Source records
+++++

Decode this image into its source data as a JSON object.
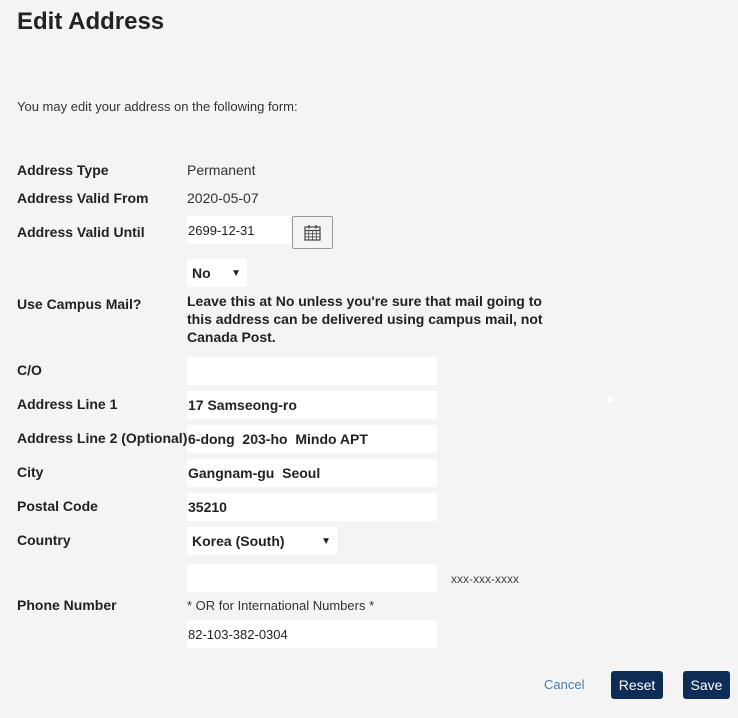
{
  "page": {
    "title": "Edit Address",
    "intro": "You may edit your address on the following form:"
  },
  "form": {
    "address_type": {
      "label": "Address Type",
      "value": "Permanent"
    },
    "valid_from": {
      "label": "Address Valid From",
      "value": "2020-05-07"
    },
    "valid_until": {
      "label": "Address Valid Until",
      "value": "2699-12-31",
      "icon": "calendar-icon"
    },
    "campus_mail": {
      "label": "Use Campus Mail?",
      "selected": "No",
      "note": "Leave this at No unless you're sure that mail going to this address can be delivered using campus mail, not Canada Post."
    },
    "co": {
      "label": "C/O",
      "value": ""
    },
    "line1": {
      "label": "Address Line 1",
      "value": "17 Samseong-ro"
    },
    "line2": {
      "label": "Address Line 2 (Optional)",
      "value": "6-dong  203-ho  Mindo APT"
    },
    "city": {
      "label": "City",
      "value": "Gangnam-gu  Seoul"
    },
    "postal": {
      "label": "Postal Code",
      "value": "35210"
    },
    "country": {
      "label": "Country",
      "selected": "Korea (South)"
    },
    "phone": {
      "label": "Phone Number",
      "local_value": "",
      "format_hint": "xxx-xxx-xxxx",
      "intl_note": "* OR for International Numbers *",
      "intl_value": "82-103-382-0304"
    }
  },
  "actions": {
    "cancel": "Cancel",
    "reset": "Reset",
    "save": "Save"
  }
}
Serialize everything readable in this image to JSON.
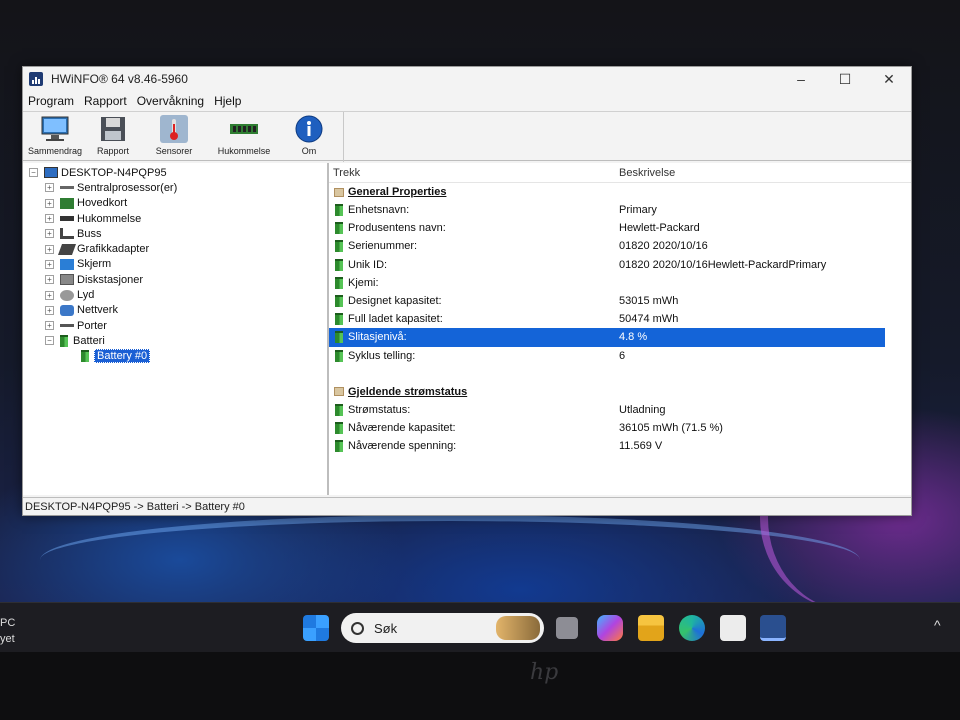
{
  "window": {
    "title": "HWiNFO® 64 v8.46-5960",
    "controls": {
      "minimize": "–",
      "maximize": "☐",
      "close": "✕"
    }
  },
  "menu": [
    "Program",
    "Rapport",
    "Overvåkning",
    "Hjelp"
  ],
  "toolbar": [
    {
      "label": "Sammendrag",
      "icon": "monitor-icon"
    },
    {
      "label": "Rapport",
      "icon": "floppy-disk-icon"
    },
    {
      "label": "Sensorer",
      "icon": "thermometer-icon"
    },
    {
      "label": "Hukommelse",
      "icon": "memory-module-icon"
    },
    {
      "label": "Om",
      "icon": "info-icon"
    }
  ],
  "tree": {
    "root": "DESKTOP-N4PQP95",
    "items": [
      {
        "label": "Sentralprosessor(er)",
        "icon": "cpu-icon"
      },
      {
        "label": "Hovedkort",
        "icon": "motherboard-icon"
      },
      {
        "label": "Hukommelse",
        "icon": "memory-icon"
      },
      {
        "label": "Buss",
        "icon": "bus-icon"
      },
      {
        "label": "Grafikkadapter",
        "icon": "gpu-icon"
      },
      {
        "label": "Skjerm",
        "icon": "display-icon"
      },
      {
        "label": "Diskstasjoner",
        "icon": "disk-icon"
      },
      {
        "label": "Lyd",
        "icon": "speaker-icon"
      },
      {
        "label": "Nettverk",
        "icon": "network-icon"
      },
      {
        "label": "Porter",
        "icon": "ports-icon"
      },
      {
        "label": "Batteri",
        "icon": "battery-icon"
      }
    ],
    "selected_child": "Battery #0"
  },
  "detail": {
    "col_headers": [
      "Trekk",
      "Beskrivelse"
    ],
    "groups": [
      {
        "title": "General Properties",
        "rows": [
          {
            "label": "Enhetsnavn:",
            "value": "Primary"
          },
          {
            "label": "Produsentens navn:",
            "value": "Hewlett-Packard"
          },
          {
            "label": "Serienummer:",
            "value": "01820 2020/10/16"
          },
          {
            "label": "Unik ID:",
            "value": "01820 2020/10/16Hewlett-PackardPrimary"
          },
          {
            "label": "Kjemi:",
            "value": ""
          },
          {
            "label": "Designet kapasitet:",
            "value": "53015 mWh"
          },
          {
            "label": "Full ladet kapasitet:",
            "value": "50474 mWh"
          },
          {
            "label": "Slitasjenivå:",
            "value": "4.8 %"
          },
          {
            "label": "Syklus telling:",
            "value": "6"
          }
        ]
      },
      {
        "title": "Gjeldende strømstatus",
        "rows": [
          {
            "label": "Strømstatus:",
            "value": "Utladning"
          },
          {
            "label": "Nåværende kapasitet:",
            "value": "36105 mWh (71.5 %)"
          },
          {
            "label": "Nåværende spenning:",
            "value": "11.569 V"
          }
        ]
      }
    ]
  },
  "statusbar": "DESKTOP-N4PQP95 -> Batteri -> Battery #0",
  "taskbar": {
    "search_placeholder": "Søk",
    "tray_text_lines": [
      "PC",
      "yet"
    ],
    "apps": [
      "windows-start-icon",
      "task-view-icon",
      "copilot-icon",
      "file-explorer-icon",
      "edge-icon",
      "store-icon",
      "hwinfo-icon"
    ]
  },
  "colors": {
    "selection": "#1464d8",
    "window_bg": "#f3f3f3",
    "taskbar_bg": "#1d1d22"
  }
}
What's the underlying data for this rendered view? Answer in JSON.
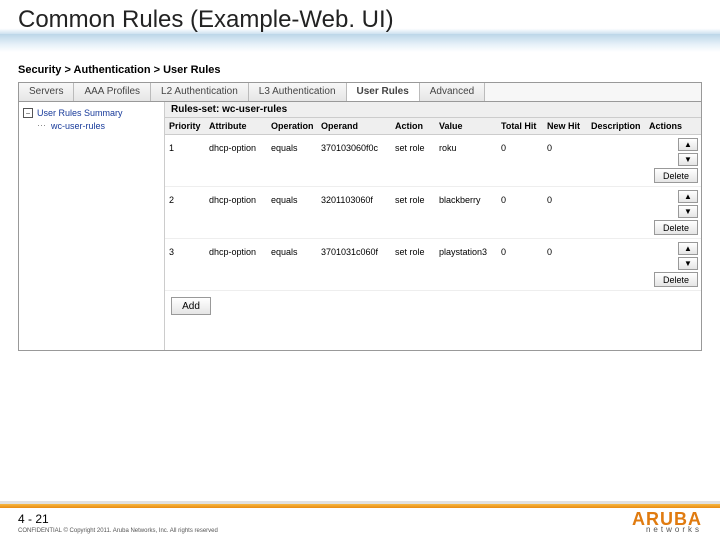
{
  "slide_title": "Common Rules (Example-Web. UI)",
  "breadcrumb": "Security > Authentication > User Rules",
  "tabs": [
    "Servers",
    "AAA Profiles",
    "L2 Authentication",
    "L3 Authentication",
    "User Rules",
    "Advanced"
  ],
  "active_tab": "User Rules",
  "tree": {
    "root": "User Rules Summary",
    "child": "wc-user-rules"
  },
  "grid": {
    "title": "Rules-set: wc-user-rules",
    "headers": [
      "Priority",
      "Attribute",
      "Operation",
      "Operand",
      "Action",
      "Value",
      "Total Hit",
      "New Hit",
      "Description",
      "Actions"
    ],
    "rows": [
      {
        "priority": "1",
        "attribute": "dhcp-option",
        "operation": "equals",
        "operand": "370103060f0c",
        "action": "set role",
        "value": "roku",
        "total_hit": "0",
        "new_hit": "0",
        "description": ""
      },
      {
        "priority": "2",
        "attribute": "dhcp-option",
        "operation": "equals",
        "operand": "3201103060f",
        "action": "set role",
        "value": "blackberry",
        "total_hit": "0",
        "new_hit": "0",
        "description": ""
      },
      {
        "priority": "3",
        "attribute": "dhcp-option",
        "operation": "equals",
        "operand": "3701031c060f",
        "action": "set role",
        "value": "playstation3",
        "total_hit": "0",
        "new_hit": "0",
        "description": ""
      }
    ],
    "buttons": {
      "up": "▲",
      "down": "▼",
      "delete": "Delete",
      "add": "Add"
    }
  },
  "footer": {
    "page": "4 - 21",
    "confidential": "CONFIDENTIAL © Copyright 2011. Aruba Networks, Inc. All rights reserved",
    "logo_top": "ARUBA",
    "logo_bottom": "networks"
  }
}
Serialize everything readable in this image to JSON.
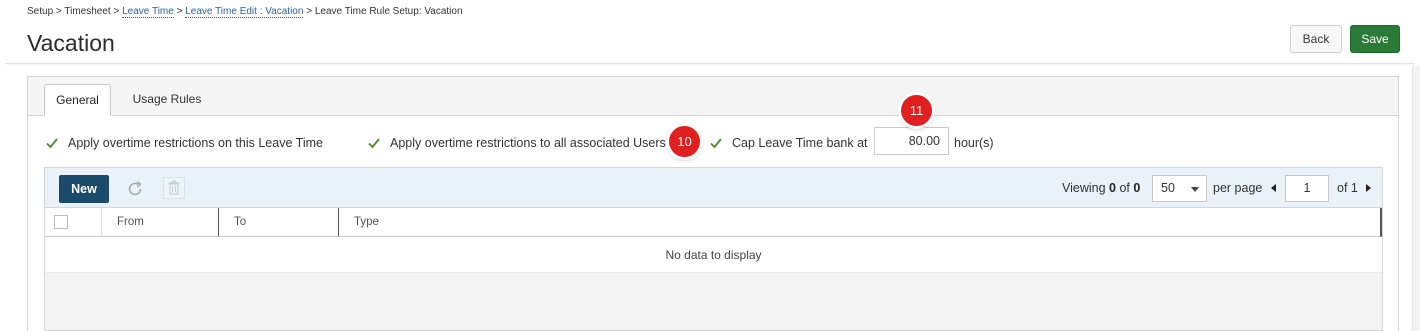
{
  "breadcrumb": {
    "item1": "Setup",
    "sep": ">",
    "item2": "Timesheet",
    "item3": "Leave Time",
    "item4": "Leave Time Edit : Vacation",
    "item5": "Leave Time Rule Setup: Vacation"
  },
  "page": {
    "title": "Vacation"
  },
  "header_buttons": {
    "back": "Back",
    "save": "Save"
  },
  "tabs": [
    {
      "label": "General",
      "active": true
    },
    {
      "label": "Usage Rules",
      "active": false
    }
  ],
  "options": {
    "opt1": "Apply overtime restrictions on this Leave Time",
    "opt2": "Apply overtime restrictions to all associated Users",
    "opt3": "Cap Leave Time bank at",
    "cap_value": "80.00",
    "cap_unit": "hour(s)"
  },
  "annotations": {
    "badge_a": "10",
    "badge_b": "11"
  },
  "grid": {
    "new_label": "New",
    "viewing_label": "Viewing",
    "viewing_count": "0",
    "of_label": "of",
    "viewing_total": "0",
    "page_size": "50",
    "per_page_label": "per page",
    "current_page": "1",
    "page_total_label": "of 1",
    "columns": [
      "From",
      "To",
      "Type"
    ],
    "empty_message": "No data to display"
  },
  "colors": {
    "save_green": "#2b7a38",
    "new_navy": "#1c4a6b",
    "badge_red": "#e02020",
    "link_blue": "#2a6496",
    "check_green": "#4a8a2a"
  },
  "icons": [
    "check-icon",
    "refresh-icon",
    "trash-icon",
    "prev-page-icon",
    "next-page-icon",
    "dropdown-caret-icon"
  ]
}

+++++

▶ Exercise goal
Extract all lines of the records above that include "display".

▶ Exercise response
        "icon": "display-icon"
    "empty_message": "No data to display"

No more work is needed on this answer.